-------- Data
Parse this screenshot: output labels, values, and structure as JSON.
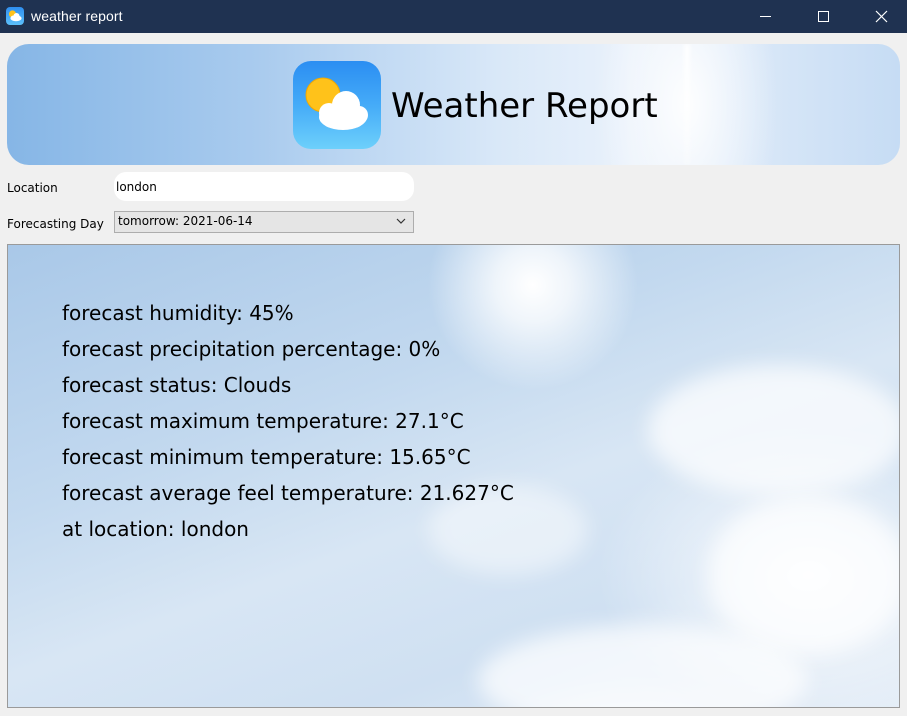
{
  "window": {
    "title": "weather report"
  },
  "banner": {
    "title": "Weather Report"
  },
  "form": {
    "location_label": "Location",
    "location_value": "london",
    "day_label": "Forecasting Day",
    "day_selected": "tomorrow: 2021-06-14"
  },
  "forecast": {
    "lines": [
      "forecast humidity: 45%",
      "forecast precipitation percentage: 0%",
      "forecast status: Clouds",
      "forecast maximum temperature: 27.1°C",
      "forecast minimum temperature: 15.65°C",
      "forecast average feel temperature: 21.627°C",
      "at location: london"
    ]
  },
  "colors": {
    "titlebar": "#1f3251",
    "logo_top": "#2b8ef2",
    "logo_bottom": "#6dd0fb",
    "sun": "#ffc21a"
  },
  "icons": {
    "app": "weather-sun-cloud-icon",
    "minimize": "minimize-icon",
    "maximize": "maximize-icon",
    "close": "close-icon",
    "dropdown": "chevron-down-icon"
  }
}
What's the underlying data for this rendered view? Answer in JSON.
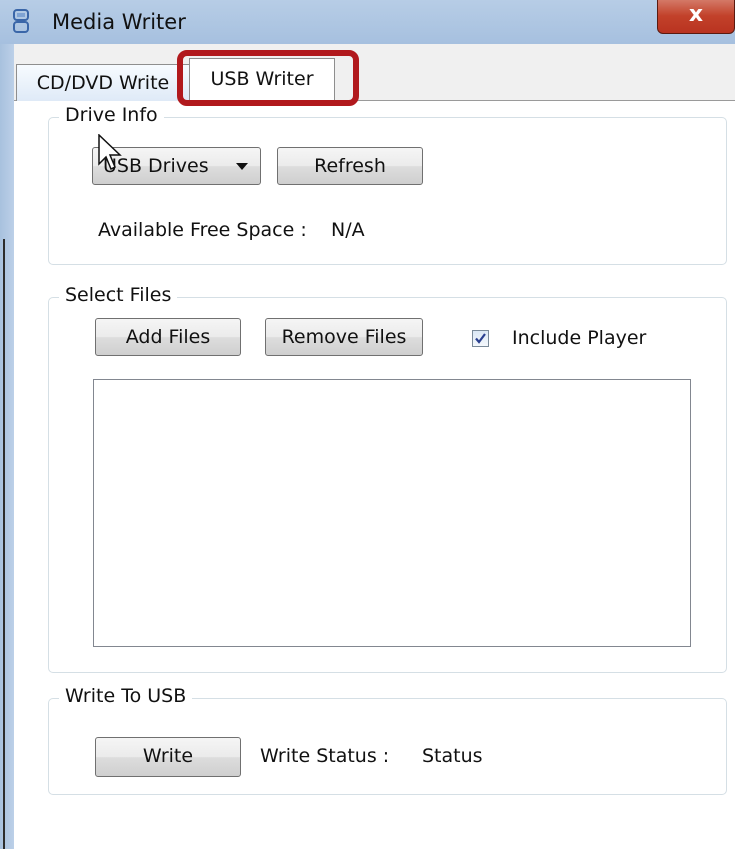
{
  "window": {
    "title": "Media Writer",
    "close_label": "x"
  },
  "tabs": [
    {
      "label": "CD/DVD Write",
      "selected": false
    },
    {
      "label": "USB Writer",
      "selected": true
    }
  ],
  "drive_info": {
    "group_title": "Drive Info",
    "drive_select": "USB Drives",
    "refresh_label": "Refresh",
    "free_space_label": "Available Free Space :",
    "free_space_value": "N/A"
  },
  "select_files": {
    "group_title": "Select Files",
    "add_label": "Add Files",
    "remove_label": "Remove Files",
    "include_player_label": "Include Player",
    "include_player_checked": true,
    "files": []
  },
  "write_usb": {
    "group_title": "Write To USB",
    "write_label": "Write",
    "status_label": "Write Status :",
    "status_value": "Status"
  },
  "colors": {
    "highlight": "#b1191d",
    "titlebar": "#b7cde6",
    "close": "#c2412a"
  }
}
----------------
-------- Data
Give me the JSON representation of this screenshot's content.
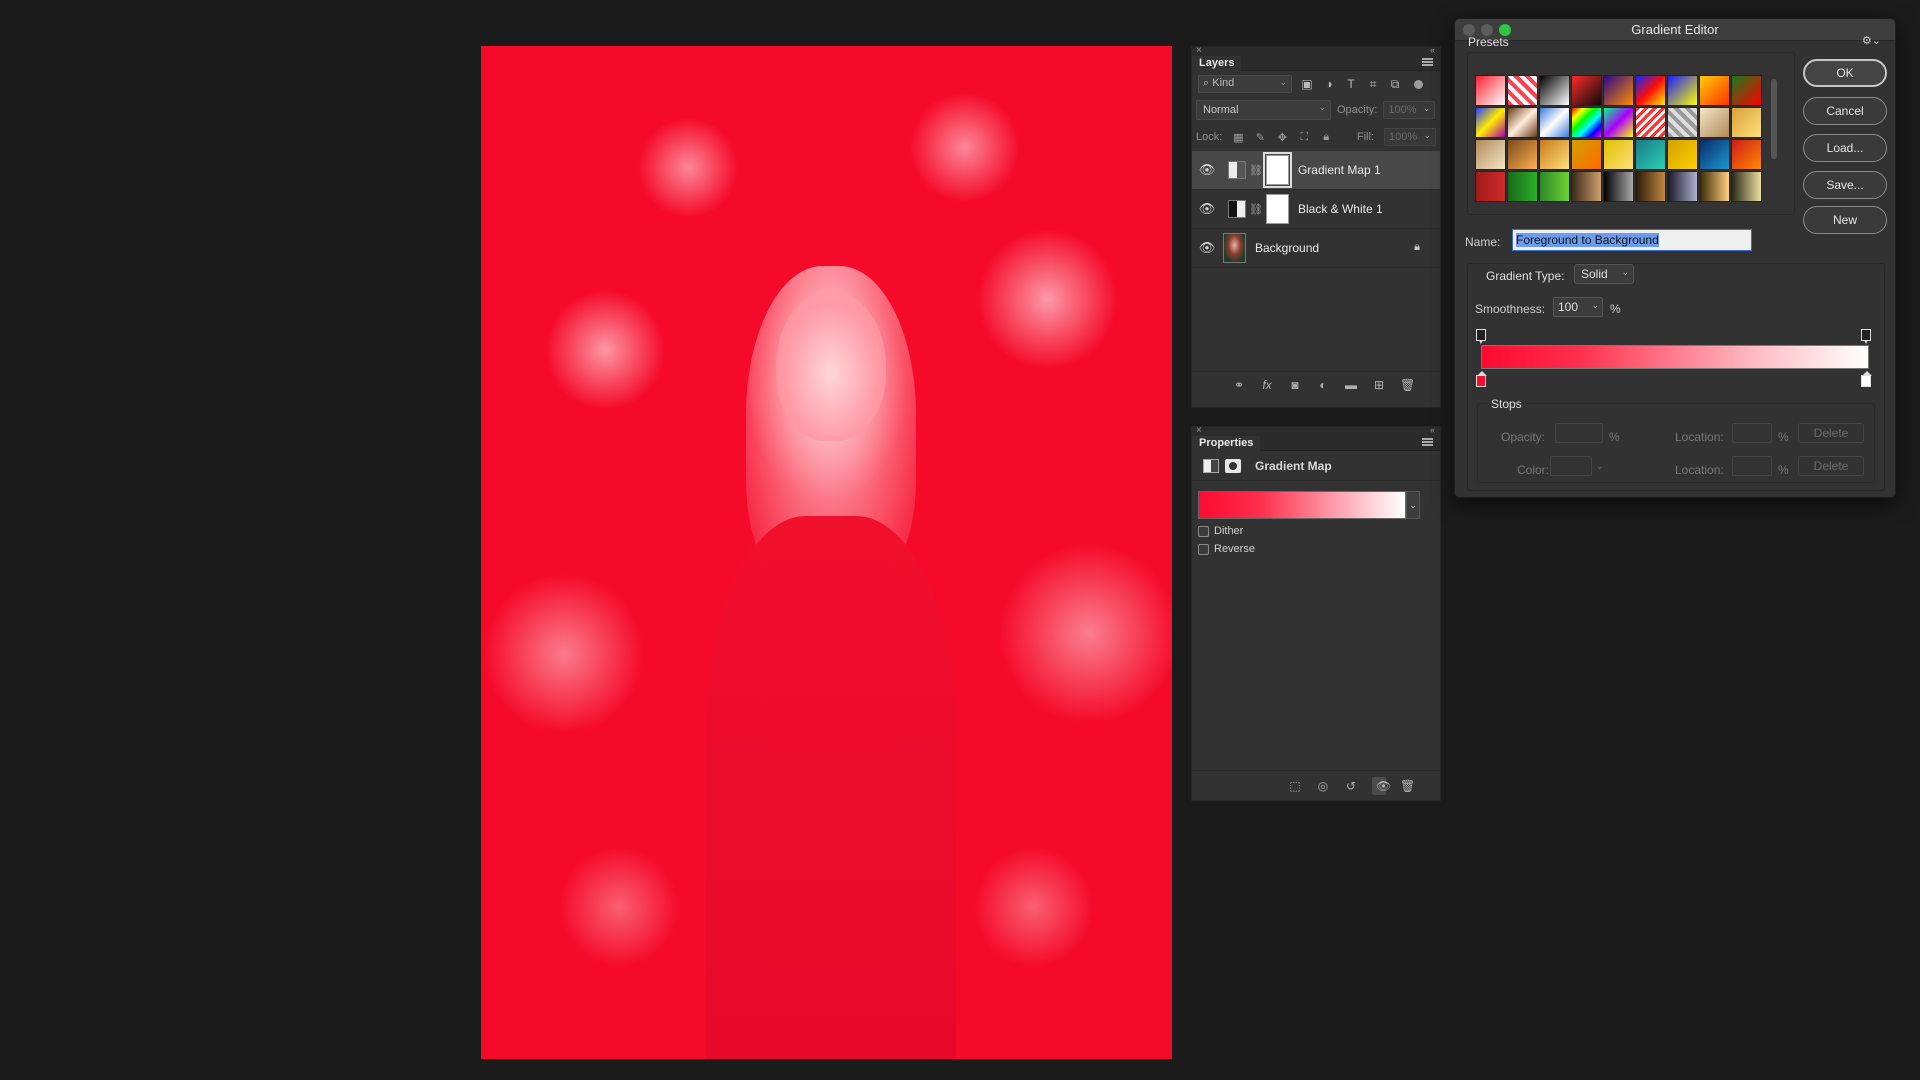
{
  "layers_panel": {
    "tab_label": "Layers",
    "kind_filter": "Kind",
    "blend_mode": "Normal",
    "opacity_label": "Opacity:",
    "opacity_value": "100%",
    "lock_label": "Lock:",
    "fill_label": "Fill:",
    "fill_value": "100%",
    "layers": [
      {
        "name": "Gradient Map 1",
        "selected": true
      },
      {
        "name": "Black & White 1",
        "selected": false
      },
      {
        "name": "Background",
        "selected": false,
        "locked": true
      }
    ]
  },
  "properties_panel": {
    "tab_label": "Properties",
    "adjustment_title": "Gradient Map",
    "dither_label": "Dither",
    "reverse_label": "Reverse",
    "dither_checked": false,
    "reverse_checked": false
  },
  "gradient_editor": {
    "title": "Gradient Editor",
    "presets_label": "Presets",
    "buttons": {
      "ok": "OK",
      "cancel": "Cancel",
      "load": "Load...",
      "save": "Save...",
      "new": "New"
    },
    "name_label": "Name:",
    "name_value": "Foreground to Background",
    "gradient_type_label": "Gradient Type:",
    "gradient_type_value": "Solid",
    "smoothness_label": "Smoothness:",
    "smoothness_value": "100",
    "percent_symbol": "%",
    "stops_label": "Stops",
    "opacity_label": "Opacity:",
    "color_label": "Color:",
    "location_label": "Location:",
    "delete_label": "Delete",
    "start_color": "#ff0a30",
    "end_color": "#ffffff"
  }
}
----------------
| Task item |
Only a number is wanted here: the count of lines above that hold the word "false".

| Response box |
5